So far, this probably sounds to you like Bibi Netanyahu’s dream. But, if it comes to pass, it will probably feel more like a nightmare to the Israeli Prime Minister — because, the other side of the Trump/Kushner strategy has to be the United States strong-arming Israel to accept concessions that will be deeply painful (like maybe giving up places like Efrat in the West Bank that have for decades effectively functioned as suburbs of Jerusalem and/or like accepting international governance over the Jerusalem Old City).

Then, Trump can say like a powerful father to the dependent child, “look how much I love you? I even moved my embassy to your city despite universal condemnation throughout the world. I give you a huge allowance of money and weapons. I made you this great deal with the mean kid you’ve been fighting with down the street all these years. So just shake hands and take the deal I’ve put together for you. What do you think, kid, that this relationship is a democracy? I’m not just your dad, I’m the most powerful man in the world. If you don’t like it, you can just get out of this house and try making it on the street without me. Good luck with that!”

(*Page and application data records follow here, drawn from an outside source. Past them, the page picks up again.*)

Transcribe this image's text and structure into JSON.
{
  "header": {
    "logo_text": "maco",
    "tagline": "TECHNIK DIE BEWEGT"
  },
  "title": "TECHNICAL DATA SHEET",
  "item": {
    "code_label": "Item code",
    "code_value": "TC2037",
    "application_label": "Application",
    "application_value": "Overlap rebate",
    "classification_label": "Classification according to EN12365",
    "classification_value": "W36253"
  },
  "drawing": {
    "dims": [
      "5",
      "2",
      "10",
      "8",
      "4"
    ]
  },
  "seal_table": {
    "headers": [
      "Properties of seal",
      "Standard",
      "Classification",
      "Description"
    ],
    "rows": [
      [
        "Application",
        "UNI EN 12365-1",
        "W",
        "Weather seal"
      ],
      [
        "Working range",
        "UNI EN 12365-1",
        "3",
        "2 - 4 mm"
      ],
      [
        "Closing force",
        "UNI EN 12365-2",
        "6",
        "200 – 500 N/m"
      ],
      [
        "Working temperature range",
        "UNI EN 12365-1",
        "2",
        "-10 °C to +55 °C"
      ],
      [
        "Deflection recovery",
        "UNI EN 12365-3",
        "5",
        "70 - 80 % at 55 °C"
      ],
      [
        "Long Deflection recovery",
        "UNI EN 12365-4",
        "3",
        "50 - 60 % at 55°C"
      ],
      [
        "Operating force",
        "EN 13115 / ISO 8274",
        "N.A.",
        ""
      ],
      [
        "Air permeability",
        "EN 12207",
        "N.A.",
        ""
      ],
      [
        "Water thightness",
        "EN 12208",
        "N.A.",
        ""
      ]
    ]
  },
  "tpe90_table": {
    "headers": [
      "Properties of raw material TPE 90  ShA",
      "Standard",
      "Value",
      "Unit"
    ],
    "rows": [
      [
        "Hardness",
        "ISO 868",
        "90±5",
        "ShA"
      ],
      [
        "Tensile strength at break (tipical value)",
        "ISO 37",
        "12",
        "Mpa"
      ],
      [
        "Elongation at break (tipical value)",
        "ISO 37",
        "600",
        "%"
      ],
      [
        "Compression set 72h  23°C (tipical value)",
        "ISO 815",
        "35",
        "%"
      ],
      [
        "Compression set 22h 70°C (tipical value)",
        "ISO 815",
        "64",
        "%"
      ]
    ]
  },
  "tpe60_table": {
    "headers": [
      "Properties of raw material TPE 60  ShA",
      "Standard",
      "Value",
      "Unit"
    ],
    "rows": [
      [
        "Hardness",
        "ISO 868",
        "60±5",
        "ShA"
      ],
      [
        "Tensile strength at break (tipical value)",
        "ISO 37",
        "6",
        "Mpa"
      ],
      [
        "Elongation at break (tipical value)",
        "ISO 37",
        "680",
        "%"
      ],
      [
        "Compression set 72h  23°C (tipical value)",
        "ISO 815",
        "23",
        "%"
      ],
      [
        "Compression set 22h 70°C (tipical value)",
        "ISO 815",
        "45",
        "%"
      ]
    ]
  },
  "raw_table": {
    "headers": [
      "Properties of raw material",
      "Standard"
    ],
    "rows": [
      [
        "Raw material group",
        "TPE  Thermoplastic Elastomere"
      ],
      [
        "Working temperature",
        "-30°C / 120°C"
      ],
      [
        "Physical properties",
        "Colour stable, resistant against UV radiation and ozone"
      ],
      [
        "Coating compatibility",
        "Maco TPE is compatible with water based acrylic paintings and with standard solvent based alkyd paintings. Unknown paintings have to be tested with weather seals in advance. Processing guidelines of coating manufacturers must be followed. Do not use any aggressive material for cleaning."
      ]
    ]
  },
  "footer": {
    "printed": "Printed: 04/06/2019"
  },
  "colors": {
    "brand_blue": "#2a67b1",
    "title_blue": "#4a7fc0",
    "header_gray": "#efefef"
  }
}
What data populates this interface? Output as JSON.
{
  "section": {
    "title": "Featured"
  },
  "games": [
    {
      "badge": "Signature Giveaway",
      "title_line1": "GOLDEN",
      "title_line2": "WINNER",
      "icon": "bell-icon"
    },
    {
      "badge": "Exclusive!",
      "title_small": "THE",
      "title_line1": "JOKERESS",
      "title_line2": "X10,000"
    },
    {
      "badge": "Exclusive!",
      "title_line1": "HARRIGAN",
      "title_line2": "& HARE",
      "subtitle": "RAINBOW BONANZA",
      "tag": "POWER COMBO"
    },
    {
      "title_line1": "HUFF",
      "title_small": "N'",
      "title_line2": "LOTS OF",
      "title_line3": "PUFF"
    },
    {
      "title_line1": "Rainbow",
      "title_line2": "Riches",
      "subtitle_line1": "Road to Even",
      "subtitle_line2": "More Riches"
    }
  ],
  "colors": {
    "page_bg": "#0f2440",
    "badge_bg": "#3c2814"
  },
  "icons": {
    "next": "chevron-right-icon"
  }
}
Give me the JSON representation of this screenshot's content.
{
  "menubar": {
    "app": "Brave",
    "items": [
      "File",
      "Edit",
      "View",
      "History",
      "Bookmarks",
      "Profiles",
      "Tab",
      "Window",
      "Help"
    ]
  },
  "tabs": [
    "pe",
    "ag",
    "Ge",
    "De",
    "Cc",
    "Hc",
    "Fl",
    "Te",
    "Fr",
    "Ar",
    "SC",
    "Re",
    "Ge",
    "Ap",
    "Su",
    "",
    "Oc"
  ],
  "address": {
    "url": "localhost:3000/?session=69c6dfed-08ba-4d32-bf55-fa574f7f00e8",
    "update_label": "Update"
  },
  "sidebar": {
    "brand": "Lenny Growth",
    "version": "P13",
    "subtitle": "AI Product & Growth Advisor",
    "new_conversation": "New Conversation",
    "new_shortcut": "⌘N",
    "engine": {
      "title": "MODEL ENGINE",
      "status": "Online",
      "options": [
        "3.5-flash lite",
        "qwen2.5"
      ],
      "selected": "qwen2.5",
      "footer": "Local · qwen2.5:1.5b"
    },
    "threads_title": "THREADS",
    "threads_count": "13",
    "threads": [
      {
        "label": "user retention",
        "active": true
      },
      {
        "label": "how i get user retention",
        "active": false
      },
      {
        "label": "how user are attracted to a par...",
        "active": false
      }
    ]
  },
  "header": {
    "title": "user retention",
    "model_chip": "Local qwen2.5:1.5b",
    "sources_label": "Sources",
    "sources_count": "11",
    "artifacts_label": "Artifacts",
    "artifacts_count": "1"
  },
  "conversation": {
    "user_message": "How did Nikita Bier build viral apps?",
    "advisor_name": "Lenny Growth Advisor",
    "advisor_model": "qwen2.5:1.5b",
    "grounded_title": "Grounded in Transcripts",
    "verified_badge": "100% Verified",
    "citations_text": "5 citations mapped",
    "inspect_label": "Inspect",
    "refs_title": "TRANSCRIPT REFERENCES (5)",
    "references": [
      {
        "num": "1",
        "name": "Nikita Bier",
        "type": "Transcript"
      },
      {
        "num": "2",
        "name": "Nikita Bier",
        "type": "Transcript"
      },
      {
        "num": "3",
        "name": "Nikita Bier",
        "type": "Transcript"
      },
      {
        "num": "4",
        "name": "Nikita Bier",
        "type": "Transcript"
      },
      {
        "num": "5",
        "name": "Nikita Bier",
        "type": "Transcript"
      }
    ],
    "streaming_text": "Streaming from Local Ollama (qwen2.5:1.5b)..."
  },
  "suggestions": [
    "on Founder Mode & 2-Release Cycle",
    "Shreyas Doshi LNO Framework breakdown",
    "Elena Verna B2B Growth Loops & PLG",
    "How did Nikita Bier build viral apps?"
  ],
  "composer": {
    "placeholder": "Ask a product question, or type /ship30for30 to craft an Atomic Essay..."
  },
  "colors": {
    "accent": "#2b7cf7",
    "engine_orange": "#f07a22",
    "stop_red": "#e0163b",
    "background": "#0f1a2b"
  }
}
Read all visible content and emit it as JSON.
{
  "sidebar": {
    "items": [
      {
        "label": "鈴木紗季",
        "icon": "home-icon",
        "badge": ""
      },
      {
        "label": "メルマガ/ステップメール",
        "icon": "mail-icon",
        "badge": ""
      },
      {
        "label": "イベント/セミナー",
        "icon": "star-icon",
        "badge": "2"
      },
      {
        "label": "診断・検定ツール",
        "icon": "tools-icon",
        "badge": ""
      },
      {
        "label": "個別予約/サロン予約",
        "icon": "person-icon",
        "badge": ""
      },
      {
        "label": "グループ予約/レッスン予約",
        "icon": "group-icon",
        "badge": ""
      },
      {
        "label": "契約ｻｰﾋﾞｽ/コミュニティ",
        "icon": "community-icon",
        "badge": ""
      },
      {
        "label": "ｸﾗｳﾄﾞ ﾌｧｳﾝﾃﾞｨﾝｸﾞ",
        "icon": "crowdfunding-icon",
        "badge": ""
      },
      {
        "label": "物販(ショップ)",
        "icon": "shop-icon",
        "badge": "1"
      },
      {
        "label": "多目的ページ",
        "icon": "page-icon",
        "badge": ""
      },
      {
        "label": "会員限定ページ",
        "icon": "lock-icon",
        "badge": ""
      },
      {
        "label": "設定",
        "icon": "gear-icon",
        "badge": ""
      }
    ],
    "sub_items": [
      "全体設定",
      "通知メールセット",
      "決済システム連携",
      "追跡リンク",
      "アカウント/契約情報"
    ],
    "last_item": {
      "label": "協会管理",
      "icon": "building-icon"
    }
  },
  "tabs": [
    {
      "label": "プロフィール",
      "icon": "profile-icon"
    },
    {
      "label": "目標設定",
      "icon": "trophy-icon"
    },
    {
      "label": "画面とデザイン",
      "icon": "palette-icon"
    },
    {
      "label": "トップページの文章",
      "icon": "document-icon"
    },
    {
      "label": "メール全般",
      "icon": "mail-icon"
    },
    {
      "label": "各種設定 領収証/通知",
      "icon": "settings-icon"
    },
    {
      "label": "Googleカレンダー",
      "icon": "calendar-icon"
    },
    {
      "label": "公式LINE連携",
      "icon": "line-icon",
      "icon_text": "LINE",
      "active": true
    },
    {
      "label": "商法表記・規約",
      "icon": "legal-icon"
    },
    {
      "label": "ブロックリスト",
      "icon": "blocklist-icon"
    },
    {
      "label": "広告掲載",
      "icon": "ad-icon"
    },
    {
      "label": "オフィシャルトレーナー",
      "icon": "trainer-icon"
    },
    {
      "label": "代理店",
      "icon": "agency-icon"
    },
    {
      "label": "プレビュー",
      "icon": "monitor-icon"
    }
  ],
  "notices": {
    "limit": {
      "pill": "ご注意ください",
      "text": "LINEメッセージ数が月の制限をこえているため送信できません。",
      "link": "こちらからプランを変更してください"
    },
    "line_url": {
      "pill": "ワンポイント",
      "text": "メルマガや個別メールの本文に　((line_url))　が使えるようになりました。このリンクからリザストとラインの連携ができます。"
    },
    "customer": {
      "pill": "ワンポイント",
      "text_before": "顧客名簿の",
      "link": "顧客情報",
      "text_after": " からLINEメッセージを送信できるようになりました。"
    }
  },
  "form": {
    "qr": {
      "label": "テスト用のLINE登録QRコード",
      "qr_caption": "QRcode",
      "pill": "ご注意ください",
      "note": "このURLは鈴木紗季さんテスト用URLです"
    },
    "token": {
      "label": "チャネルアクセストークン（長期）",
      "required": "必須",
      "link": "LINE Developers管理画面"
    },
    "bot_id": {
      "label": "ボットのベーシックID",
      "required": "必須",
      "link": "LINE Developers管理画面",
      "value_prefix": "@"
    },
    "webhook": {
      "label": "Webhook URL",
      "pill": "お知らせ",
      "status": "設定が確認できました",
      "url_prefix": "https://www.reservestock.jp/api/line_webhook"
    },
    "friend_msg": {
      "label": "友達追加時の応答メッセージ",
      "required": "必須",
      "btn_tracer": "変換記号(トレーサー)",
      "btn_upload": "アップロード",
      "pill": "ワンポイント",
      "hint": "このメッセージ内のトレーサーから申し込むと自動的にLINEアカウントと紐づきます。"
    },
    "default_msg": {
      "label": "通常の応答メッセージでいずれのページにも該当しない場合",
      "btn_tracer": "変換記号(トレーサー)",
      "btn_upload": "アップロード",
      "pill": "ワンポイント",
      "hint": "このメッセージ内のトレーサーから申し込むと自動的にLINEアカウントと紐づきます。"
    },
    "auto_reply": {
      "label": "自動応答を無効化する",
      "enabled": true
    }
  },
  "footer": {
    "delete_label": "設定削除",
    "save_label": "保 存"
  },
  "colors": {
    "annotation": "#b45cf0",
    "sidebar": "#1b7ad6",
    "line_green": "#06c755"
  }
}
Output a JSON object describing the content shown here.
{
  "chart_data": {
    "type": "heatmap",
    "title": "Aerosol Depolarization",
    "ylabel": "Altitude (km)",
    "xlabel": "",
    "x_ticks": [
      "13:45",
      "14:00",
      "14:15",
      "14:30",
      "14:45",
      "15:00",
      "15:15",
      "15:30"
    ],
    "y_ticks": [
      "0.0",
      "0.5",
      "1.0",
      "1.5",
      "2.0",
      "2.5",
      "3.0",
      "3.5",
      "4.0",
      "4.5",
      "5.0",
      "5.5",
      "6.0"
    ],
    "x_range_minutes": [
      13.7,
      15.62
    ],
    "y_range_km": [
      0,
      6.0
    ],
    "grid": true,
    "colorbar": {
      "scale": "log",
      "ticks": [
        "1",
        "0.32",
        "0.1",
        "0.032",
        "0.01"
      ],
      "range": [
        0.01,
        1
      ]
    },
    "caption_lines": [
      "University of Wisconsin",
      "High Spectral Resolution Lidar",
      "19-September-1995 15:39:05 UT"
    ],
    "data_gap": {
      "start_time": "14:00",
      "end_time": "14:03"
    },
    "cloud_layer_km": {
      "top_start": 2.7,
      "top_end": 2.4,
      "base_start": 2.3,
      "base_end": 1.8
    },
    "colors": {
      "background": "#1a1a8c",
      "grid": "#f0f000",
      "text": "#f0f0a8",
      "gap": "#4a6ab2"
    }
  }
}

About the Author
Alan Abrams is a spiritual care educator who make Aliyah in 2014. He and his wife live in Jerusalem with their “sabra” daughter Berniki. Alan is the founder of HavLi, a spiritual care education and research center associated with the Schwartz Center for Health and Spirituality. A rabbi, Alan is scheduled to receive a PhD in May 2019 from NYU for his dissertation on the theology of pastoral care. He was a business journalist in his first career.